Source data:
——

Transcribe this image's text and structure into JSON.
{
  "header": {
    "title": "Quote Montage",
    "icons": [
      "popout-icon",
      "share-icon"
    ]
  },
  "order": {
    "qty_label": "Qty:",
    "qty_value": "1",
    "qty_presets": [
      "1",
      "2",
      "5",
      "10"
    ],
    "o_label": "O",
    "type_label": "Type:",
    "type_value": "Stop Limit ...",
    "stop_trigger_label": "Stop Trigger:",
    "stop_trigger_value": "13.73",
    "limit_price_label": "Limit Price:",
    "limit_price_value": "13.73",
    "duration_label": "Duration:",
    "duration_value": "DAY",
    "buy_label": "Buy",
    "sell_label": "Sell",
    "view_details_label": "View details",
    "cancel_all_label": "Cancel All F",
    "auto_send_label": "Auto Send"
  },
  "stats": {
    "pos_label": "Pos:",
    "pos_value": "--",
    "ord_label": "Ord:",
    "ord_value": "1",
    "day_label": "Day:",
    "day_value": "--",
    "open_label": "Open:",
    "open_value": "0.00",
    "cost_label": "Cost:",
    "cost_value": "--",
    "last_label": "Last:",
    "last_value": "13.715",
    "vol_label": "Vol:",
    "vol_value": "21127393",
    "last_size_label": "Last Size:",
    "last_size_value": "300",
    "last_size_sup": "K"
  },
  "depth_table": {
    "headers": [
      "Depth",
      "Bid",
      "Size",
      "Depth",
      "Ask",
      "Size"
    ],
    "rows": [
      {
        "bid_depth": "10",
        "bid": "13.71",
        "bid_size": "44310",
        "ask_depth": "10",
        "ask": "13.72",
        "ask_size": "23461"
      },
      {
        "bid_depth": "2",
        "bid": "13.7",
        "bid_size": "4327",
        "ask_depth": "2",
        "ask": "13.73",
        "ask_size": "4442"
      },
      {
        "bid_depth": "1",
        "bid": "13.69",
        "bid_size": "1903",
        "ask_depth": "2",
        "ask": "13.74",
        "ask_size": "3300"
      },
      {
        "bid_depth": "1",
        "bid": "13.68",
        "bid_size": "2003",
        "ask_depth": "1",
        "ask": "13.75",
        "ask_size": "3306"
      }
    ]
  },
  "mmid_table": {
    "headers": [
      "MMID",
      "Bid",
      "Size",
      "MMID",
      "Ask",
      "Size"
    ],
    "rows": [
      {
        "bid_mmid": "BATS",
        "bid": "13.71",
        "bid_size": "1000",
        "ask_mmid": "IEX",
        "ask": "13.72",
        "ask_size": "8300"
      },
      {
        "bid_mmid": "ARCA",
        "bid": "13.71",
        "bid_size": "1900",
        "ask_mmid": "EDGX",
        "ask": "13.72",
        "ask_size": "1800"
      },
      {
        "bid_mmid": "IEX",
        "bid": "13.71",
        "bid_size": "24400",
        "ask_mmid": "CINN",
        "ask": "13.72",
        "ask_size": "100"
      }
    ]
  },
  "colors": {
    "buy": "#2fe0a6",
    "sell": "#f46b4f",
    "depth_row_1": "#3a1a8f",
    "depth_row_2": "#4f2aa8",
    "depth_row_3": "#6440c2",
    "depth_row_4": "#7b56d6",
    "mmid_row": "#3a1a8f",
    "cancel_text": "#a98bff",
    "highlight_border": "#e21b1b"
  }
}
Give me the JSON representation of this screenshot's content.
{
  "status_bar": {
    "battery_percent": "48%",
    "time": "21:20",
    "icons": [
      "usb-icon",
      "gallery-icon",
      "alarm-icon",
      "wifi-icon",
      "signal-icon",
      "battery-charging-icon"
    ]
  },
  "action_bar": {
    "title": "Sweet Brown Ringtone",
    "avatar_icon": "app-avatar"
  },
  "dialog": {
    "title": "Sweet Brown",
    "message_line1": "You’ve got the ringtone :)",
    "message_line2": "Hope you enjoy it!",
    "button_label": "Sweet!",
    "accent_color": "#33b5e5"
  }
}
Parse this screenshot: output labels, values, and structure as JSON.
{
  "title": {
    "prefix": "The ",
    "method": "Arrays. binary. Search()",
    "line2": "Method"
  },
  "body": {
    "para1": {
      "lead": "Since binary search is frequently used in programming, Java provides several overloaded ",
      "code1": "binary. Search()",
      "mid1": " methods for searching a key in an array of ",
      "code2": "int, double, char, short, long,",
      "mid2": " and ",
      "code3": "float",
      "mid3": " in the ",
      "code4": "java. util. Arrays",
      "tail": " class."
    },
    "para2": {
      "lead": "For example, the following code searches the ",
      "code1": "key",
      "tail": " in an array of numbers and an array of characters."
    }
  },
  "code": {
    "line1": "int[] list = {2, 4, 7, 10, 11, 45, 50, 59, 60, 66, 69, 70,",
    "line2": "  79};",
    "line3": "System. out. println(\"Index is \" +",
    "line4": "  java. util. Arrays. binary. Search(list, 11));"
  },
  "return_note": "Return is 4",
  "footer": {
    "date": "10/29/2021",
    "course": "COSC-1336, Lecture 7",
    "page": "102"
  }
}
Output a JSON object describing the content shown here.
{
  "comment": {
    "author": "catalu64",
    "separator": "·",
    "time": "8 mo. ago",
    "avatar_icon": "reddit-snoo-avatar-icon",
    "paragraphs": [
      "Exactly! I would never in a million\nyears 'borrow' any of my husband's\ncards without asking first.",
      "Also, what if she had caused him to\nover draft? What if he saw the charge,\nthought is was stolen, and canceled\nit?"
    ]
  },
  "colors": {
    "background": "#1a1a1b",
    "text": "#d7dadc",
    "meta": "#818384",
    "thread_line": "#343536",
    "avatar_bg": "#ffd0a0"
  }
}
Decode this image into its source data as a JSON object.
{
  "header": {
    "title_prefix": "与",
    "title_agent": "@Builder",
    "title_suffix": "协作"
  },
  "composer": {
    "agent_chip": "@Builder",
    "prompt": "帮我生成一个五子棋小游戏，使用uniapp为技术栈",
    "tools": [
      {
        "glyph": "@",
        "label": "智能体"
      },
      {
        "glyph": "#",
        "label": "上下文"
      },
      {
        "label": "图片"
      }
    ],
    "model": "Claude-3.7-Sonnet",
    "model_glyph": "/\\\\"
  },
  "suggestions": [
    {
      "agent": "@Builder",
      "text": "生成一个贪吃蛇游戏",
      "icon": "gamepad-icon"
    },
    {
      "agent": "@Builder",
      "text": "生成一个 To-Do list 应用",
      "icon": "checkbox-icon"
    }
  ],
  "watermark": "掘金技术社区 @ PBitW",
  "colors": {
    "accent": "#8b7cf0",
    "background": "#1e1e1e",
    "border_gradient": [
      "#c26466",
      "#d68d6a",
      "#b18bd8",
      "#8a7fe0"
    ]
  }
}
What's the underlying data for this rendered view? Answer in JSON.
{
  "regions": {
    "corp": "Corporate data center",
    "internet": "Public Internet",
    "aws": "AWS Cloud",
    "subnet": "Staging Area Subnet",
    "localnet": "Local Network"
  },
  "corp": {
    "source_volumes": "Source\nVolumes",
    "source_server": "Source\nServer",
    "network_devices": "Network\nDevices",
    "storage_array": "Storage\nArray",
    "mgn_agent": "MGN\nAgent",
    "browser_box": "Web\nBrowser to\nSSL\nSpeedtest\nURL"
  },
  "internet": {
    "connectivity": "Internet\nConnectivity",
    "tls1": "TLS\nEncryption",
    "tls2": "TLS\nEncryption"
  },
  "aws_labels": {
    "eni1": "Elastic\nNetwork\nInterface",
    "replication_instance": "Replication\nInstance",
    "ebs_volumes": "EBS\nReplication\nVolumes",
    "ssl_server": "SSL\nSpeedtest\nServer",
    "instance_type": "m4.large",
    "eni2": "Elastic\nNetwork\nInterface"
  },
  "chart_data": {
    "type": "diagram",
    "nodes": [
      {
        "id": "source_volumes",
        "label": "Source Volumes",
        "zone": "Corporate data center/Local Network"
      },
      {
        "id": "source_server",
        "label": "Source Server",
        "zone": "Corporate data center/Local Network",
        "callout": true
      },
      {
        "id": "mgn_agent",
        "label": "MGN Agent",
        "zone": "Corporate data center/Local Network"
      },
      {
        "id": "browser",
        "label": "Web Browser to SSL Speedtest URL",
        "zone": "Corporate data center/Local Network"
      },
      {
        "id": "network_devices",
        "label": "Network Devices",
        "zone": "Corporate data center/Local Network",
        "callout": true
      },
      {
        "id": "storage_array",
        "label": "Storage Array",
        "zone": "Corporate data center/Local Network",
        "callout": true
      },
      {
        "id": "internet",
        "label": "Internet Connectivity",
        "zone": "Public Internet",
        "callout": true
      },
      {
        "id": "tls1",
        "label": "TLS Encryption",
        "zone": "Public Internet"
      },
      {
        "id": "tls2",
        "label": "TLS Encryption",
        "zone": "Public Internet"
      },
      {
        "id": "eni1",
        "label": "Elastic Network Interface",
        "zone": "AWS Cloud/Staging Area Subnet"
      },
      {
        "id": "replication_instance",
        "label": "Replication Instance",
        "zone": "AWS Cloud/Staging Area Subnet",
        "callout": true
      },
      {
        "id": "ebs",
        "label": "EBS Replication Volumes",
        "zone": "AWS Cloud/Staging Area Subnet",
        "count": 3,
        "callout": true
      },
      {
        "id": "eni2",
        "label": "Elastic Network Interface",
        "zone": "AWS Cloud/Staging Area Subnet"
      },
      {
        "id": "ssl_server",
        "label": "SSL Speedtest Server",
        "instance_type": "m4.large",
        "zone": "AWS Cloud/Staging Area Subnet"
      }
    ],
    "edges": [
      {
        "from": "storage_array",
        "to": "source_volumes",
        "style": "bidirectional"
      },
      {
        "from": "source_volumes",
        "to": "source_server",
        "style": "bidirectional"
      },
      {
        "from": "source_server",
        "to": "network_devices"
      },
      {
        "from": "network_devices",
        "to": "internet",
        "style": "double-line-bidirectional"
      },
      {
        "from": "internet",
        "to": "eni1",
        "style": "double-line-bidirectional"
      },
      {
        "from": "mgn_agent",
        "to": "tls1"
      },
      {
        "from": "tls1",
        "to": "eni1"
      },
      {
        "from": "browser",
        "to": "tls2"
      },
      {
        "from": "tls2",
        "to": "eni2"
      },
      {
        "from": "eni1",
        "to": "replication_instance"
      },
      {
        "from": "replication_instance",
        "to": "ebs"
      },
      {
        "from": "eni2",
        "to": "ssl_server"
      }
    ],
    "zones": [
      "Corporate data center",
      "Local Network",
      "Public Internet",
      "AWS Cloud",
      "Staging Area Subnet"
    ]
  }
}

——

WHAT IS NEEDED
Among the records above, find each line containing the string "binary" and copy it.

ANSWER AREA
    "method": "Arrays. binary. Search()",
      "lead": "Since binary search is frequently used in programming, Java provides several overloaded ",
      "code1": "binary. Search()",
    "line4": "  java. util. Arrays. binary. Search(list, 11));"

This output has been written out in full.